        unnest(rank_samples) %>%
        group_by(name) %>%

    cis <- x %>%
        select(name, pop_rank, ci) %>%
        # integers, you know?
        mutate(lb=map_int(ci, 1) - 0.5, ub=map_int(ci, 2) + 0.5)

    ggplot(csets) + 
        geom_raster(aes(name, rank_samples, fill=n, alpha=n)) +
        scale_fill_gradient(low="white", high="black", guide="none") +
        # alpha scaling because my website doesn't have a white background
        # and I'm fussy
        scale_alpha_continuous(range=c(0, 1), guide="none") +
        geom_errorbar(data=cis, aes(name, ymin=lb, ymax=ub), color="blue") +
        geom_point(data=cis, aes(name, pop_rank), color="blue") +
        theme(axis.text.x=element_text(angle=45, hjust=1),
              panel.grid=element_blank()) +
        xlab(NULL) + ylab("rank")

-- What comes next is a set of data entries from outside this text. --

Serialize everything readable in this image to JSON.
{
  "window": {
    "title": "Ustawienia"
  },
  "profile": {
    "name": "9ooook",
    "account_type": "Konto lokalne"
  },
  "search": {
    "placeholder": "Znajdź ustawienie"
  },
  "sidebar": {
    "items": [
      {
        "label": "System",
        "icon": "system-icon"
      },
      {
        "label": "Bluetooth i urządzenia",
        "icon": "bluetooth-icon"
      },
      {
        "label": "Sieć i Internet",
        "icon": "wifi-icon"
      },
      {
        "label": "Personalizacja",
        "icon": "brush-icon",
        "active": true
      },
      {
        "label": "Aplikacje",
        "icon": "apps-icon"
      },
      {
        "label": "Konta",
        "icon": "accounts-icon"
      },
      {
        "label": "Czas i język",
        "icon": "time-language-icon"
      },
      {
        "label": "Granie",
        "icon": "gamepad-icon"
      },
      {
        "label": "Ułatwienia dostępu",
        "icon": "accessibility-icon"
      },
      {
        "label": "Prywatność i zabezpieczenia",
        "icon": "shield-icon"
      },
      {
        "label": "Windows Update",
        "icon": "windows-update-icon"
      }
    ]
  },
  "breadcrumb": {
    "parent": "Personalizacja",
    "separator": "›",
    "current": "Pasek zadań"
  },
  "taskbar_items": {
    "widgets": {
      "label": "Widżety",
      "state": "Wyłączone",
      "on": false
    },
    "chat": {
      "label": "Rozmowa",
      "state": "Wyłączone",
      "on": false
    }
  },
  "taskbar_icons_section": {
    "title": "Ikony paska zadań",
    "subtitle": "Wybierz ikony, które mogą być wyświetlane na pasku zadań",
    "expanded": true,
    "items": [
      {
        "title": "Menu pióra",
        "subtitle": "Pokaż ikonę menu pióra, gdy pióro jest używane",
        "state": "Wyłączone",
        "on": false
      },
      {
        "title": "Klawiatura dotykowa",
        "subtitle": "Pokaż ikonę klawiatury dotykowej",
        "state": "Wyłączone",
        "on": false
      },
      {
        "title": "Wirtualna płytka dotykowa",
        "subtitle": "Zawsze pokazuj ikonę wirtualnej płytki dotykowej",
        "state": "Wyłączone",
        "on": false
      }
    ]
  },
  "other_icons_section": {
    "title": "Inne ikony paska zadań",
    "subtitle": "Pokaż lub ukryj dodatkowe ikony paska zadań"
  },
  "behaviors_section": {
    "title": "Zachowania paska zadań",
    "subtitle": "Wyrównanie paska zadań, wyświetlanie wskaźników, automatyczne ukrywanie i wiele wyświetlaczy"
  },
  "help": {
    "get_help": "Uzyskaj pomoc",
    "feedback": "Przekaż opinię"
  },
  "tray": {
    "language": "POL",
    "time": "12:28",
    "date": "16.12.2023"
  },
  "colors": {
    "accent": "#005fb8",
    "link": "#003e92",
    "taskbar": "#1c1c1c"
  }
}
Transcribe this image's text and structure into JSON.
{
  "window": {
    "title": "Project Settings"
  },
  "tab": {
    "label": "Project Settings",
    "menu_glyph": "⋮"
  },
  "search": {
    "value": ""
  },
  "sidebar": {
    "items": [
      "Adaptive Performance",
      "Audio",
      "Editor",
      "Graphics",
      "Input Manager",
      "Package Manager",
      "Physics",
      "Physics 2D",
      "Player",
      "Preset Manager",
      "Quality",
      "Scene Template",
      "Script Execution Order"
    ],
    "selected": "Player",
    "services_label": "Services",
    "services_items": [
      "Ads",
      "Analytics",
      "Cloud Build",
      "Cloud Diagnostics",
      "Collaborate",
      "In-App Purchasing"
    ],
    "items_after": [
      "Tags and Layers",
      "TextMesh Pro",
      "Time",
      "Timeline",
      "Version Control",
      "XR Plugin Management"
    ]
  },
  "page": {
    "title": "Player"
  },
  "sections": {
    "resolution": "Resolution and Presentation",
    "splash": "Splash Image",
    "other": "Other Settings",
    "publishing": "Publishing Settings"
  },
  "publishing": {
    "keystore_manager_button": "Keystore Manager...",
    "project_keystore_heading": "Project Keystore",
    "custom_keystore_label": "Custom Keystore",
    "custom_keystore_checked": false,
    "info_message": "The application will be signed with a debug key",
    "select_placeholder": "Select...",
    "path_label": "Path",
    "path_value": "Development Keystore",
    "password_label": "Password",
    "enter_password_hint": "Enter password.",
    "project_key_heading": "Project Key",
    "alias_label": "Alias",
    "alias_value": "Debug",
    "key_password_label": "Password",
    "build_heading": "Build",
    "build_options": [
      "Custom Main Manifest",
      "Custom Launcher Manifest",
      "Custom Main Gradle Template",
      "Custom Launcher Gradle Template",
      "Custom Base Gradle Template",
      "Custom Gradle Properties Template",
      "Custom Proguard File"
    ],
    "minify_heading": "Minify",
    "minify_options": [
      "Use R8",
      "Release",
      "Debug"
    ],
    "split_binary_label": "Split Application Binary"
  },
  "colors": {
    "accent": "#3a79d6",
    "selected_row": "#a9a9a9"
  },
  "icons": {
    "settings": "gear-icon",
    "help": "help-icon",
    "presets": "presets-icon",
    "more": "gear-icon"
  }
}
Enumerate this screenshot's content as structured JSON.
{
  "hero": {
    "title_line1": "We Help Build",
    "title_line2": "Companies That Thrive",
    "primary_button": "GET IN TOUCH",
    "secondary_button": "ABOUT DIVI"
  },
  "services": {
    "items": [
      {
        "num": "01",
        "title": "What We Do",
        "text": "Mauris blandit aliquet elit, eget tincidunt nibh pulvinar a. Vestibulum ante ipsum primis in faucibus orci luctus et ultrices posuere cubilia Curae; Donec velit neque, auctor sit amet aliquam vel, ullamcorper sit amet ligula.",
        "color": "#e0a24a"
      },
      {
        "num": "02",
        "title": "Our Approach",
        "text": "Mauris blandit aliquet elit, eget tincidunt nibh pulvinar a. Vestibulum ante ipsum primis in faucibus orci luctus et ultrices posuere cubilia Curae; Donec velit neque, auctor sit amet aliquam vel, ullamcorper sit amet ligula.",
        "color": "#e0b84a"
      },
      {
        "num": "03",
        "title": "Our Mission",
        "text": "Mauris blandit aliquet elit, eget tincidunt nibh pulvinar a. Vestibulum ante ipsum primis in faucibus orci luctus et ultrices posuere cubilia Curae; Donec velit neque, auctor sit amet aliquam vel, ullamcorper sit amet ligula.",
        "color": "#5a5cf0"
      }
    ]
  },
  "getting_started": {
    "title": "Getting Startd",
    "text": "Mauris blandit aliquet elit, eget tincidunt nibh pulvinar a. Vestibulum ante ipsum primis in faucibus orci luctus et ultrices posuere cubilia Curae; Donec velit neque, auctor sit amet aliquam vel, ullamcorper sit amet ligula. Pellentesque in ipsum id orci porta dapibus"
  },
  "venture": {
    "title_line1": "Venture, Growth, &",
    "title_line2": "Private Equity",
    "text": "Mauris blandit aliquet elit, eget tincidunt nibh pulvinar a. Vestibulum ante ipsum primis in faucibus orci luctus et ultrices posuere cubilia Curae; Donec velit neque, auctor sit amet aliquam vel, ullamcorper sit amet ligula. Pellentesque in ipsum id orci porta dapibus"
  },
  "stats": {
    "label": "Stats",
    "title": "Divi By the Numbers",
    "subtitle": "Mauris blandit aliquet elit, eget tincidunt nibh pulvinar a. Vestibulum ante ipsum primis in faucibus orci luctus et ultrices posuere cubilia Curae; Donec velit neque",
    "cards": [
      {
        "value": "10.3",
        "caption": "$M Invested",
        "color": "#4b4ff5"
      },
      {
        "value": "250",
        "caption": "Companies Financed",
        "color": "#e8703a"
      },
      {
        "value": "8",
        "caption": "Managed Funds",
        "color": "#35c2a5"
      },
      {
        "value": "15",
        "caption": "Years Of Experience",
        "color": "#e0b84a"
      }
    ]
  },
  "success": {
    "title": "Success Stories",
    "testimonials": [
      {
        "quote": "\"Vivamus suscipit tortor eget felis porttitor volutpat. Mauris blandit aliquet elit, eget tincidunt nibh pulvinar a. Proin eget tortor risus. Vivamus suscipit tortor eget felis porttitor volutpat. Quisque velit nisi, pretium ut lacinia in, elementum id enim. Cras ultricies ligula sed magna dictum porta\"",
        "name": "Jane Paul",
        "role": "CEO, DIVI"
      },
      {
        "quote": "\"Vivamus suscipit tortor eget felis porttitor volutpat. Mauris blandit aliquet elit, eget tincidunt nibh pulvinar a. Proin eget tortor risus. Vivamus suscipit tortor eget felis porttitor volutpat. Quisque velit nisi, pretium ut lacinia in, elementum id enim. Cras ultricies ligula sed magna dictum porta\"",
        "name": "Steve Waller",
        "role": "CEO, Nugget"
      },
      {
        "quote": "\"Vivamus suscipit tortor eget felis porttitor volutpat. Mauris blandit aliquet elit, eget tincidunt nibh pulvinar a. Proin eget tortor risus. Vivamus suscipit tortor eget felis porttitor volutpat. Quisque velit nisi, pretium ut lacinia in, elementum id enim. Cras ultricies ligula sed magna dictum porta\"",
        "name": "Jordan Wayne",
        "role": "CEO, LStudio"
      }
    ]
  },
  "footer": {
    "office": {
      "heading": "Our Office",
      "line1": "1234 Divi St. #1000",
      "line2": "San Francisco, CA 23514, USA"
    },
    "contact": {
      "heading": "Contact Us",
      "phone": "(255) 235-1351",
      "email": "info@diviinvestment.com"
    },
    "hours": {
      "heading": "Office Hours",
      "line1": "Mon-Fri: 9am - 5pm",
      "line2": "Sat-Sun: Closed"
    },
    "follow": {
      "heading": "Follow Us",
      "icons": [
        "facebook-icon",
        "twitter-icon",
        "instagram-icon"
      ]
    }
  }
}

rank_plot(us_ranks, "F")
2015 US female baby name ranks, with uncertainties

2015 US female baby name ranks, with uncertainties

rank_plot(us_ranks, "M")
2015 US male baby name ranks, with uncertainties

2015 US male baby name ranks, with uncertainties

As always when I try to learn something with statistics, what I learn is that I know less than I thought I knew. Use my code, and tell your friends!

Edited, 6/23/17: Set the random seed (reproducibility! the UCR of “Grace” in the UK actually did fluctuate). To get exactly the graphics here you’d also need the custom R markdown format I created to work with Hugo: hugormd. Also replaced an abuse of the term “confidence sets”; I have no confidence when talking about confidence.

  1. I tried to come up with a fully idiomatic “tidyverse” way of doing this in dplyr and modelr that would respect the grouping seamlessly but I couldn’t. Subsetting the data frame x by a variable name var is also not idiomatic, but I am too lazy to figure out “tidy evaluation” right now. And no doubt this function could be improved in terms of efficiency too. There is an implicit copying of x at every simulation run when we modify the var column—but I think recent versions of R don’t actually copy over the unchanged columns. ↩︎

  2. If but not only if: for that we need the lower bounds too, visualized further on. ↩︎